By the 1960s, the waters had become overrun with raw sewage and oil and chemicals discharged by factories. "Industries were using the harbor as a dumping ground," Mr. Goldstein said. "You wouldn't want to swim or eat the fish, and only the bravest would take out a kayak."
Indeed, there were stories of boats being taken into the polluted harbor just to clean off any marine borers from other waters.
The good news is New York waterways are increasingly clean thanks to laws like the the 1972 Clean Water Act. But the bad news is the clean water has allowed marine borers to flourish:
Marine borers took out a heavily used Brooklyn footbridge over Sheepshead Bay in 2015, requiring the city to close it for several months to repair a hole-ridden foundation. The borers have also weakened timber pilings under the Carroll Street Bridge over the Gowanus Canal in Brooklyn, and under the F.D.R. Drive in Manhattan.
Along the New Jersey waterfront their handiwork led most notably to the partial collapse of a pier at Frank Sinatra Park in Hoboken.
Now the city is spending massive amounts to fight the pests, including $114 million to coat the 11,000 timber pilings under Brooklyn Bridge Park with epoxy.
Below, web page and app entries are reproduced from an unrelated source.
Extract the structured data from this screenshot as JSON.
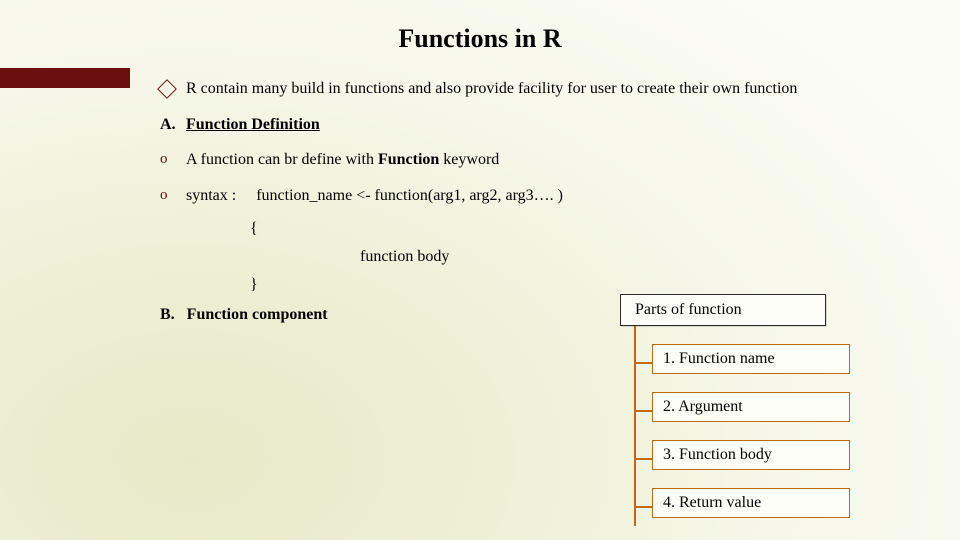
{
  "title": "Functions in R",
  "intro": "R contain many build in functions and also provide facility for user to create their own function",
  "sectionA": {
    "label": "A.",
    "heading": "Function Definition"
  },
  "points": {
    "p1": {
      "bullet": "o",
      "text_pre": "A function can br define with ",
      "kw": "Function",
      "text_post": " keyword"
    },
    "p2": {
      "bullet": "o",
      "label": "syntax :",
      "code": "function_name  <- function(arg1, arg2, arg3…. )"
    }
  },
  "braces": {
    "open": "{",
    "body": "function body",
    "close": "}"
  },
  "sectionB": {
    "label": "B.",
    "heading": "Function component"
  },
  "diagram": {
    "root": "Parts of function",
    "items": [
      "1. Function name",
      "2. Argument",
      "3. Function body",
      "4. Return value"
    ]
  }
}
(Image of Teredo navalis from Popular Science Monthly, September 1878 and Wikipedia.)